TASK DATA —
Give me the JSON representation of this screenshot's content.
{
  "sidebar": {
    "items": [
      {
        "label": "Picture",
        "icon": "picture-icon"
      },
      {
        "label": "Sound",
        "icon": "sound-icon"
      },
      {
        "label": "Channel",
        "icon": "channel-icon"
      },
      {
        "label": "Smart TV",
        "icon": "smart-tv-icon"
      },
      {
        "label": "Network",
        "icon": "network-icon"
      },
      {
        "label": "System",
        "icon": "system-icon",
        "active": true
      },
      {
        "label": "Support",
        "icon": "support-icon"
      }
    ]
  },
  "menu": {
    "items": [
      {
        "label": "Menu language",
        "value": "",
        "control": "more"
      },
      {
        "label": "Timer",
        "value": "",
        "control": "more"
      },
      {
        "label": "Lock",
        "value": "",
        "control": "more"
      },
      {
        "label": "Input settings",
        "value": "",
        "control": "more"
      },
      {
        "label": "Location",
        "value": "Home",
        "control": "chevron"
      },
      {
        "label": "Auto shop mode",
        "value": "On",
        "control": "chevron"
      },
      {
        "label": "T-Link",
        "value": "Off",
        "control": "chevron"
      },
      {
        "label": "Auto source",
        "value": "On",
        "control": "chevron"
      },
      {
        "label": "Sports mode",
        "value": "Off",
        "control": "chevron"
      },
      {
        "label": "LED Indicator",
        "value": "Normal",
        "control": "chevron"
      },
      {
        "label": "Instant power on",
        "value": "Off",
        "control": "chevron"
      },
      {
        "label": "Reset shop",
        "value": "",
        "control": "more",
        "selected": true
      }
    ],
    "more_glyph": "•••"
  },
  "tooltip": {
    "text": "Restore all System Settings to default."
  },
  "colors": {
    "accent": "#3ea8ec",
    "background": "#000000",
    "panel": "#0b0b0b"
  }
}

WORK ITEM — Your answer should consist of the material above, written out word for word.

RESULT OF THIS EXERCISE —
Give me the JSON representation of this screenshot's content.
{
  "sidebar": {
    "items": [
      {
        "label": "Picture",
        "icon": "picture-icon"
      },
      {
        "label": "Sound",
        "icon": "sound-icon"
      },
      {
        "label": "Channel",
        "icon": "channel-icon"
      },
      {
        "label": "Smart TV",
        "icon": "smart-tv-icon"
      },
      {
        "label": "Network",
        "icon": "network-icon"
      },
      {
        "label": "System",
        "icon": "system-icon",
        "active": true
      },
      {
        "label": "Support",
        "icon": "support-icon"
      }
    ]
  },
  "menu": {
    "items": [
      {
        "label": "Menu language",
        "value": "",
        "control": "more"
      },
      {
        "label": "Timer",
        "value": "",
        "control": "more"
      },
      {
        "label": "Lock",
        "value": "",
        "control": "more"
      },
      {
        "label": "Input settings",
        "value": "",
        "control": "more"
      },
      {
        "label": "Location",
        "value": "Home",
        "control": "chevron"
      },
      {
        "label": "Auto shop mode",
        "value": "On",
        "control": "chevron"
      },
      {
        "label": "T-Link",
        "value": "Off",
        "control": "chevron"
      },
      {
        "label": "Auto source",
        "value": "On",
        "control": "chevron"
      },
      {
        "label": "Sports mode",
        "value": "Off",
        "control": "chevron"
      },
      {
        "label": "LED Indicator",
        "value": "Normal",
        "control": "chevron"
      },
      {
        "label": "Instant power on",
        "value": "Off",
        "control": "chevron"
      },
      {
        "label": "Reset shop",
        "value": "",
        "control": "more",
        "selected": true
      }
    ],
    "more_glyph": "•••"
  },
  "tooltip": {
    "text": "Restore all System Settings to default."
  },
  "colors": {
    "accent": "#3ea8ec",
    "background": "#000000",
    "panel": "#0b0b0b"
  }
}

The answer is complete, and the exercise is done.